Noel Gallagher Dashes Oasis Reunion Hopes

Noel and Liam Gallagher in 2008
Noel Gallagher and Liam Gallagher of Oasis perform on 'Che Tempo Che Fa' Italian TV show in Milan, November 9, 2008. Noel says he "tolerated" brother Liam at the height of the band's fame. Vittorio Zunino Celotto/Getty

Fans of Oasis are getting nostalgic around this time: it’s been 21 years since (What’s the Story) Morning Glory? —the seminal album that spawned “Wonderwall” and “Roll with It”—and nearly 20 years since 1997’s Be Here Now, which spawned hit “Stand By Me”. But anyone holding out for brothers Noel and Liam Gallagher to patch things up and do a reunion tour should probably give up hope.

A month after Liam posted an unwarranted social media dig at his sibling on Twitter, Noel is now biting back.

Back in May, Liam tweeted:

He added a few hours later:

 

Promoting his new band, the High Flying Birds’, tour of North America in July, Noel had choice words for his brother—dashing any idealistic notion they may reunite in the process.

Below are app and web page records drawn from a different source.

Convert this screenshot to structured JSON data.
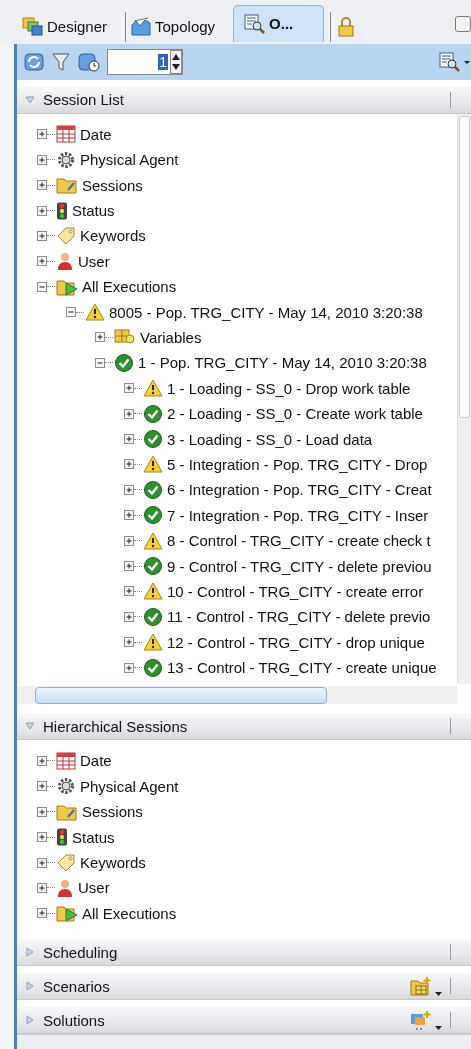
{
  "tabs": [
    {
      "label": "Designer",
      "kind": "designer",
      "selected": false
    },
    {
      "label": "Topology",
      "kind": "topology",
      "selected": false
    },
    {
      "label": "O...",
      "kind": "operator",
      "selected": true
    },
    {
      "kind": "security",
      "selected": false
    }
  ],
  "toolbar": {
    "spinner_value": "1"
  },
  "panels": [
    {
      "title": "Session List",
      "kind": "scrolling",
      "expanded": true,
      "tree": [
        {
          "label": "Date",
          "kind": "calendar",
          "expanded": false
        },
        {
          "label": "Physical Agent",
          "kind": "gear",
          "expanded": false
        },
        {
          "label": "Sessions",
          "kind": "folder",
          "expanded": false
        },
        {
          "label": "Status",
          "kind": "traffic-light",
          "expanded": false
        },
        {
          "label": "Keywords",
          "kind": "tag",
          "expanded": false
        },
        {
          "label": "User",
          "kind": "user",
          "expanded": false
        },
        {
          "label": "All Executions",
          "kind": "play-folder",
          "expanded": true,
          "children": [
            {
              "label": "8005 - Pop. TRG_CITY - May 14, 2010 3:20:38",
              "kind": "warning",
              "expanded": true,
              "children": [
                {
                  "label": "Variables",
                  "kind": "variables",
                  "expanded": false
                },
                {
                  "label": "1 - Pop. TRG_CITY - May 14, 2010 3:20:38",
                  "kind": "success",
                  "expanded": true,
                  "children": [
                    {
                      "label": "1 - Loading - SS_0 - Drop work table",
                      "kind": "warning",
                      "expanded": false
                    },
                    {
                      "label": "2 - Loading - SS_0 - Create work table",
                      "kind": "success",
                      "expanded": false
                    },
                    {
                      "label": "3 - Loading - SS_0 - Load data",
                      "kind": "success",
                      "expanded": false
                    },
                    {
                      "label": "5 - Integration - Pop. TRG_CITY - Drop",
                      "kind": "warning",
                      "expanded": false
                    },
                    {
                      "label": "6 - Integration - Pop. TRG_CITY - Creat",
                      "kind": "success",
                      "expanded": false
                    },
                    {
                      "label": "7 - Integration - Pop. TRG_CITY - Inser",
                      "kind": "success",
                      "expanded": false
                    },
                    {
                      "label": "8 - Control - TRG_CITY - create check t",
                      "kind": "warning",
                      "expanded": false
                    },
                    {
                      "label": "9 - Control - TRG_CITY - delete previou",
                      "kind": "success",
                      "expanded": false
                    },
                    {
                      "label": "10 - Control - TRG_CITY - create error",
                      "kind": "warning",
                      "expanded": false
                    },
                    {
                      "label": "11 - Control - TRG_CITY - delete previo",
                      "kind": "success",
                      "expanded": false
                    },
                    {
                      "label": "12 - Control - TRG_CITY - drop unique",
                      "kind": "warning",
                      "expanded": false
                    },
                    {
                      "label": "13 - Control - TRG_CITY - create unique",
                      "kind": "success",
                      "expanded": false
                    }
                  ]
                }
              ]
            }
          ]
        }
      ]
    },
    {
      "title": "Hierarchical Sessions",
      "kind": "plain",
      "expanded": true,
      "tree": [
        {
          "label": "Date",
          "kind": "calendar",
          "expanded": false
        },
        {
          "label": "Physical Agent",
          "kind": "gear",
          "expanded": false
        },
        {
          "label": "Sessions",
          "kind": "folder",
          "expanded": false
        },
        {
          "label": "Status",
          "kind": "traffic-light",
          "expanded": false
        },
        {
          "label": "Keywords",
          "kind": "tag",
          "expanded": false
        },
        {
          "label": "User",
          "kind": "user",
          "expanded": false
        },
        {
          "label": "All Executions",
          "kind": "play-folder",
          "expanded": false
        }
      ]
    },
    {
      "title": "Scheduling",
      "kind": "plain",
      "expanded": false
    },
    {
      "title": "Scenarios",
      "kind": "scenario",
      "expanded": false
    },
    {
      "title": "Solutions",
      "kind": "solution",
      "expanded": false
    }
  ]
}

“That’s so unlike him,” he said, we assume sarcastically, of the Twitter jibe in an interview with the Toronto Star . “I guess it was about him staying relevant. If you’re him, what else is there to tweet about? How his spring/summer collections are doing for his clothing firm?” (Liam runs the successful Pretty Green fashion line.)

Noel added: “I’m not sure that warrants a tweet. Should he ever climb out of the ‘where are they now’ basket and grant you an interview, ask him. I’m sure you’ll get a typically fucking surreal answer.”

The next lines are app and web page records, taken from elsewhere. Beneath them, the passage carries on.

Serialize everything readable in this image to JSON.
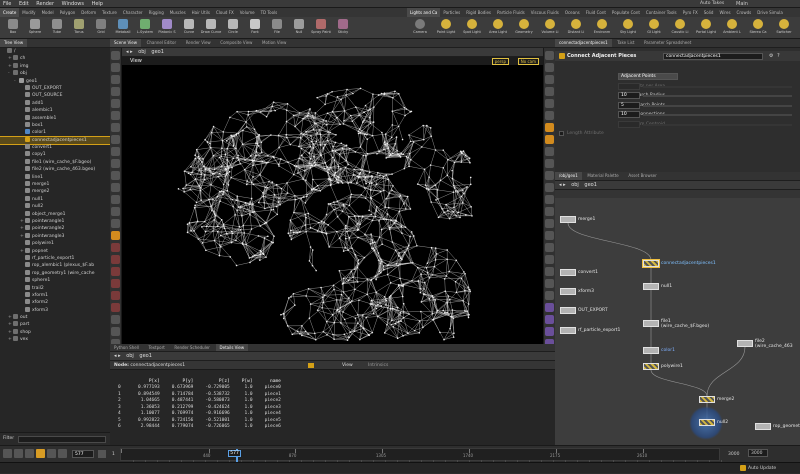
{
  "menubar": {
    "items": [
      "File",
      "Edit",
      "Render",
      "Windows",
      "Help"
    ],
    "desktop": "Main"
  },
  "shelf": {
    "tabs_left": [
      "Create",
      "Modify",
      "Model",
      "Polygon",
      "Deform",
      "Texture",
      "Character",
      "Rigging",
      "Muscles",
      "Hair Utils",
      "Cloud FX",
      "Volume",
      "TD Tools"
    ],
    "tabs_right": [
      "Lights and Ca",
      "Particles",
      "Rigid Bodies",
      "Particle Fluids",
      "Viscous Fluids",
      "Oceans",
      "Fluid Cont",
      "Populate Cont",
      "Container Tools",
      "Pyro FX",
      "Solid",
      "Wires",
      "Crowds",
      "Drive Simula"
    ],
    "tools_left": [
      "Box",
      "Sphere",
      "Tube",
      "Torus",
      "Grid",
      "Metaball",
      "L-System",
      "Platonic S",
      "Curve",
      "Draw Curve",
      "Circle",
      "Font",
      "File",
      "Null",
      "Spray Paint",
      "Sticky"
    ],
    "tools_right": [
      "Camera",
      "Point Light",
      "Spot Light",
      "Area Light",
      "Geometry",
      "Volume Li",
      "Distant Li",
      "Environm",
      "Sky Light",
      "GI Light",
      "Caustic Li",
      "Portal Light",
      "Ambient L",
      "Stereo Ca",
      "Switcher"
    ],
    "auto_takes": "Auto Takes"
  },
  "left_pane": {
    "tabs": [
      "Tree View"
    ],
    "items": [
      {
        "label": "/",
        "depth": 0,
        "expander": "",
        "color": "#6f6f6f"
      },
      {
        "label": "ch",
        "depth": 1,
        "expander": "+",
        "color": "#6f6f6f"
      },
      {
        "label": "img",
        "depth": 1,
        "expander": "+",
        "color": "#6f6f6f"
      },
      {
        "label": "obj",
        "depth": 1,
        "expander": "-",
        "color": "#6f6f6f"
      },
      {
        "label": "geo1",
        "depth": 2,
        "expander": "-",
        "color": "#9c9c9c"
      },
      {
        "label": "OUT_EXPORT",
        "depth": 3,
        "expander": "",
        "color": "#8a8a8a"
      },
      {
        "label": "OUT_SOURCE",
        "depth": 3,
        "expander": "",
        "color": "#8a8a8a"
      },
      {
        "label": "add1",
        "depth": 3,
        "expander": "",
        "color": "#8a8a8a"
      },
      {
        "label": "alembic1",
        "depth": 3,
        "expander": "",
        "color": "#8a8a8a"
      },
      {
        "label": "assemble1",
        "depth": 3,
        "expander": "",
        "color": "#8a8a8a"
      },
      {
        "label": "box1",
        "depth": 3,
        "expander": "",
        "color": "#8a8a8a"
      },
      {
        "label": "color1",
        "depth": 3,
        "expander": "",
        "color": "#4f86c6"
      },
      {
        "label": "connectadjacentpieces1",
        "depth": 3,
        "expander": "",
        "color": "#d4a017",
        "selected": true
      },
      {
        "label": "convert1",
        "depth": 3,
        "expander": "",
        "color": "#8a8a8a"
      },
      {
        "label": "copy1",
        "depth": 3,
        "expander": "",
        "color": "#8a8a8a"
      },
      {
        "label": "file1 (wire_cache_$F.bgeo)",
        "depth": 3,
        "expander": "",
        "color": "#8a8a8a"
      },
      {
        "label": "file2 (wire_cache_463.bgeo)",
        "depth": 3,
        "expander": "",
        "color": "#8a8a8a"
      },
      {
        "label": "line1",
        "depth": 3,
        "expander": "",
        "color": "#8a8a8a"
      },
      {
        "label": "merge1",
        "depth": 3,
        "expander": "",
        "color": "#8a8a8a"
      },
      {
        "label": "merge2",
        "depth": 3,
        "expander": "",
        "color": "#8a8a8a"
      },
      {
        "label": "null1",
        "depth": 3,
        "expander": "",
        "color": "#8a8a8a"
      },
      {
        "label": "null2",
        "depth": 3,
        "expander": "",
        "color": "#8a8a8a"
      },
      {
        "label": "object_merge1",
        "depth": 3,
        "expander": "",
        "color": "#8a8a8a"
      },
      {
        "label": "pointwrangle1",
        "depth": 3,
        "expander": "+",
        "color": "#8a8a8a"
      },
      {
        "label": "pointwrangle2",
        "depth": 3,
        "expander": "+",
        "color": "#8a8a8a"
      },
      {
        "label": "pointwrangle3",
        "depth": 3,
        "expander": "+",
        "color": "#8a8a8a"
      },
      {
        "label": "polywire1",
        "depth": 3,
        "expander": "",
        "color": "#8a8a8a"
      },
      {
        "label": "popnet",
        "depth": 3,
        "expander": "+",
        "color": "#8a8a8a"
      },
      {
        "label": "rf_particle_export1",
        "depth": 3,
        "expander": "",
        "color": "#8a8a8a"
      },
      {
        "label": "rop_alembic1 (plexus_$F.ab",
        "depth": 3,
        "expander": "",
        "color": "#8a8a8a"
      },
      {
        "label": "rop_geometry1 (wire_cache",
        "depth": 3,
        "expander": "",
        "color": "#8a8a8a"
      },
      {
        "label": "sphere1",
        "depth": 3,
        "expander": "",
        "color": "#8a8a8a"
      },
      {
        "label": "trail2",
        "depth": 3,
        "expander": "",
        "color": "#8a8a8a"
      },
      {
        "label": "xform1",
        "depth": 3,
        "expander": "",
        "color": "#8a8a8a"
      },
      {
        "label": "xform2",
        "depth": 3,
        "expander": "",
        "color": "#8a8a8a"
      },
      {
        "label": "xform3",
        "depth": 3,
        "expander": "",
        "color": "#8a8a8a"
      },
      {
        "label": "out",
        "depth": 1,
        "expander": "+",
        "color": "#6f6f6f"
      },
      {
        "label": "part",
        "depth": 1,
        "expander": "+",
        "color": "#6f6f6f"
      },
      {
        "label": "shop",
        "depth": 1,
        "expander": "+",
        "color": "#6f6f6f"
      },
      {
        "label": "vex",
        "depth": 1,
        "expander": "+",
        "color": "#6f6f6f"
      }
    ],
    "filter_label": "Filter"
  },
  "viewport_pane": {
    "tabs": [
      "Scene View",
      "Channel Editor",
      "Render View",
      "Composite View",
      "Motion View"
    ],
    "path": [
      "obj",
      "geo1"
    ],
    "header": "View",
    "camera_menu": "persp",
    "camera_menu2": "No cam"
  },
  "param_pane": {
    "tabs": [
      "connectadjacentpieces1",
      "Take List",
      "Parameter Spreadsheet"
    ],
    "node_type": "Connect Adjacent Pieces",
    "node_name": "connectadjacentpieces1",
    "rows": [
      {
        "label": "Connection Type",
        "value": "Adjacent Points",
        "kind": "menu",
        "disabled": false
      },
      {
        "label": "Points per Area",
        "value": "",
        "kind": "blank",
        "disabled": true
      },
      {
        "label": "Search Radius",
        "value": "10",
        "kind": "num",
        "disabled": false
      },
      {
        "label": "Max Search Points",
        "value": "5",
        "kind": "num",
        "disabled": false
      },
      {
        "label": "Max Connections",
        "value": "10",
        "kind": "num",
        "disabled": false
      },
      {
        "label": "Offset From Centroid",
        "value": "",
        "kind": "blank",
        "disabled": true
      },
      {
        "label": "Length Attribute",
        "value": "",
        "kind": "check",
        "disabled": true
      }
    ]
  },
  "network_pane": {
    "tabs": [
      "/obj/geo1",
      "Material Palette",
      "Asset Browser"
    ],
    "path": [
      "obj",
      "geo1"
    ],
    "nodes": [
      {
        "label": "merge1",
        "style": "plain"
      },
      {
        "label": "convert1",
        "style": "plain"
      },
      {
        "label": "connectadjacentpieces1",
        "style": "hatched",
        "selected": true
      },
      {
        "label": "null1",
        "style": "plain"
      },
      {
        "label": "xform3",
        "style": "plain"
      },
      {
        "label": "OUT_EXPORT",
        "style": "plain"
      },
      {
        "label": "rf_particle_export1",
        "style": "plain"
      },
      {
        "label": "file1\n(wire_cache_$F.bgeo)",
        "style": "plain"
      },
      {
        "label": "color1",
        "style": "plain"
      },
      {
        "label": "file2\n(wire_cache_463",
        "style": "plain"
      },
      {
        "label": "polywire1",
        "style": "hatched"
      },
      {
        "label": "merge2",
        "style": "hatched"
      },
      {
        "label": "null2",
        "style": "hatched"
      },
      {
        "label": "rop_geometry1 (wire",
        "style": "plain"
      }
    ]
  },
  "spreadsheet_pane": {
    "tabs": [
      "Python Shell",
      "Textport",
      "Render Scheduler",
      "Details View"
    ],
    "path": [
      "obj",
      "geo1"
    ],
    "node_label": "Node:",
    "node_name": "connectadjacentpieces1",
    "view_label": "View",
    "intrinsics_label": "Intrinsics",
    "columns": [
      "",
      "P[x]",
      "P[y]",
      "P[z]",
      "P[w]",
      "name"
    ],
    "rows": [
      [
        "0",
        "0.977193",
        "0.673969",
        "-0.729005",
        "1.0",
        "piece0"
      ],
      [
        "1",
        "0.894549",
        "0.714784",
        "-0.538732",
        "1.0",
        "piece1"
      ],
      [
        "2",
        "1.04665",
        "0.487441",
        "-0.580873",
        "1.0",
        "piece2"
      ],
      [
        "3",
        "1.36053",
        "0.212799",
        "-0.424624",
        "1.0",
        "piece3"
      ],
      [
        "4",
        "1.10077",
        "0.769974",
        "-0.916696",
        "1.0",
        "piece4"
      ],
      [
        "5",
        "0.992822",
        "0.724156",
        "-0.521001",
        "1.0",
        "piece5"
      ],
      [
        "6",
        "2.98444",
        "0.779074",
        "-0.726065",
        "1.0",
        "piece6"
      ]
    ]
  },
  "timeline": {
    "start": "1",
    "current_frame": "577",
    "frame_field": "577",
    "ticks": [
      "1",
      "440",
      "870",
      "1305",
      "1740",
      "2175",
      "2610"
    ],
    "end": "3000",
    "end2": "3000"
  },
  "status": {
    "auto_update": "Auto Update"
  }
}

The elder Gallagher fired a parting shot, claiming he “tolerated” Liam.

“We’ve not been on speaking terms since 1996,” he said. “I tolerated him up until he stopped being able to sing. When singing becomes shouting—I switched off then. I was just amassing money.”

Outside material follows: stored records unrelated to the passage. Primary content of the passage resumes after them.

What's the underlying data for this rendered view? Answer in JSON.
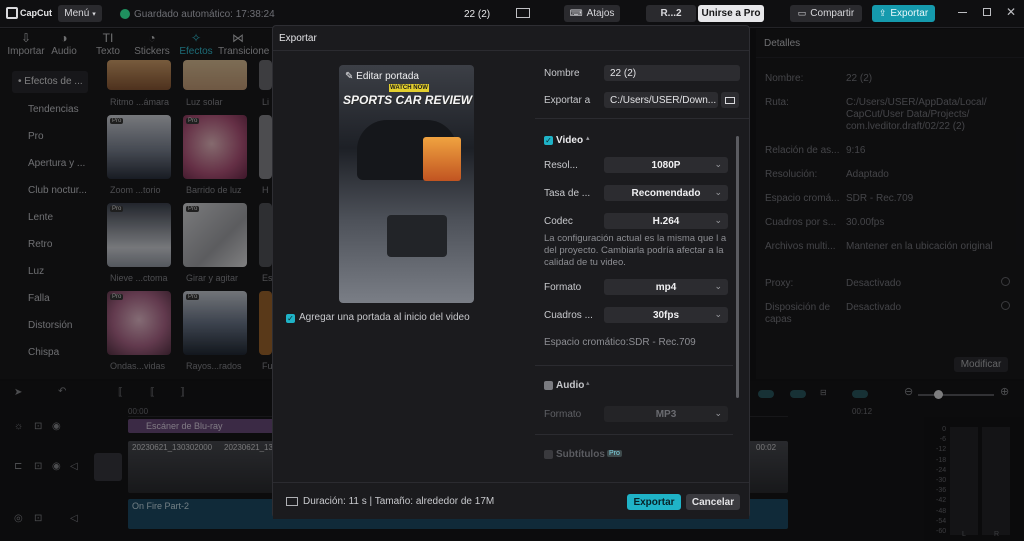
{
  "app": {
    "logo": "CapCut",
    "menu_label": "Menú",
    "autosave": "Guardado automático: 17:38:24",
    "project_title": "22 (2)",
    "shortcuts_label": "Atajos",
    "profile_label": "R...2",
    "pro_label": "Unirse a Pro",
    "share_label": "Compartir",
    "export_label": "Exportar"
  },
  "library": {
    "tabs": [
      {
        "label": "Importar",
        "icon": "import-icon",
        "glyph": "⇩"
      },
      {
        "label": "Audio",
        "icon": "audio-icon",
        "glyph": "◑"
      },
      {
        "label": "Texto",
        "icon": "text-icon",
        "glyph": "TI"
      },
      {
        "label": "Stickers",
        "icon": "sticker-icon",
        "glyph": "◔"
      },
      {
        "label": "Efectos",
        "icon": "effects-icon",
        "glyph": "✧"
      },
      {
        "label": "Transicione",
        "icon": "transition-icon",
        "glyph": "⋈"
      }
    ],
    "categories": [
      "• Efectos de ...",
      "Tendencias",
      "Pro",
      "Apertura y ...",
      "Club noctur...",
      "Lente",
      "Retro",
      "Luz",
      "Falla",
      "Distorsión",
      "Chispa"
    ],
    "thumbs": [
      {
        "label": "Ritmo ...ámara"
      },
      {
        "label": "Luz solar"
      },
      {
        "label": "Li"
      },
      {
        "label": "Zoom ...torio"
      },
      {
        "label": "Barrido de luz"
      },
      {
        "label": "H"
      },
      {
        "label": "Nieve ...ctoma"
      },
      {
        "label": "Girar y agitar"
      },
      {
        "label": "Es"
      },
      {
        "label": "Ondas...vidas"
      },
      {
        "label": "Rayos...rados"
      },
      {
        "label": "Fu"
      }
    ],
    "pro_badge": "Pro"
  },
  "details": {
    "title": "Detalles",
    "rows": [
      {
        "label": "Nombre:",
        "value": "22 (2)"
      },
      {
        "label": "Ruta:",
        "value": "C:/Users/USER/AppData/Local/"
      },
      {
        "label": "",
        "value": "CapCut/User Data/Projects/"
      },
      {
        "label": "",
        "value": "com.lveditor.draft/02/22 (2)"
      },
      {
        "label": "Relación de as...",
        "value": "9:16"
      },
      {
        "label": "Resolución:",
        "value": "Adaptado"
      },
      {
        "label": "Espacio cromá...",
        "value": "SDR - Rec.709"
      },
      {
        "label": "Cuadros por s...",
        "value": "30.00fps"
      },
      {
        "label": "Archivos multi...",
        "value": "Mantener en la ubicación original"
      },
      {
        "label": "Proxy:",
        "value": "Desactivado"
      },
      {
        "label": "Disposición de",
        "value": "Desactivado"
      },
      {
        "label": "capas",
        "value": ""
      }
    ],
    "modify_label": "Modificar"
  },
  "timeline": {
    "time_00": "00:00",
    "time_12": "00:12",
    "time_end": "00:02",
    "track_bluray": "Escáner de Blu-ray",
    "clip1": "20230621_130302000",
    "clip2": "20230621_13",
    "audio_clip": "On Fire Part-2",
    "meter_ticks": [
      "0",
      "-6",
      "-12",
      "-18",
      "-24",
      "-30",
      "-36",
      "-42",
      "-48",
      "-54",
      "-60"
    ],
    "meter_lr": [
      "L",
      "R"
    ]
  },
  "dialog": {
    "title": "Exportar",
    "cover_edit": "Editar portada",
    "cover_badge": "WATCH NOW",
    "cover_headline": "SPORTS CAR REVIEW",
    "cover_checkbox": "Agregar una portada al inicio del video",
    "name_label": "Nombre",
    "name_value": "22 (2)",
    "export_to_label": "Exportar a",
    "export_to_value": "C:/Users/USER/Down...",
    "video_section": "Video",
    "resolution_label": "Resol...",
    "resolution_value": "1080P",
    "bitrate_label": "Tasa de ...",
    "bitrate_value": "Recomendado",
    "codec_label": "Codec",
    "codec_value": "H.264",
    "notice": "La configuración actual es la misma que l a del proyecto. Cambiarla podría afectar a la calidad de tu video.",
    "format_label": "Formato",
    "format_value": "mp4",
    "fps_label": "Cuadros ...",
    "fps_value": "30fps",
    "colorspace": "Espacio cromático:SDR - Rec.709",
    "audio_section": "Audio",
    "audio_format_label": "Formato",
    "audio_format_value": "MP3",
    "subtitles_section": "Subtítulos",
    "subtitles_badge": "Pro",
    "footer_info": "Duración: 11 s | Tamaño: alrededor de 17M",
    "export_button": "Exportar",
    "cancel_button": "Cancelar"
  },
  "colors": {
    "accent": "#1fb3c7",
    "pro": "#7fd7e6"
  }
}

Seemingly in response to his brother’s interview, Liam posted another picture of Noel on his Twitter early Wednesday:

The ball is back in your court, Noel.

Fans of the Mancunian band will simply have to settle for a new documentary charting their rise and fall, Supersonic, released in U.K. cinemas in October. The film is directed by Mat Whitecross, a music video director who has shot visuals for Coldplay and executive-produced by Oscar-winning Amy director Asif Kapadia.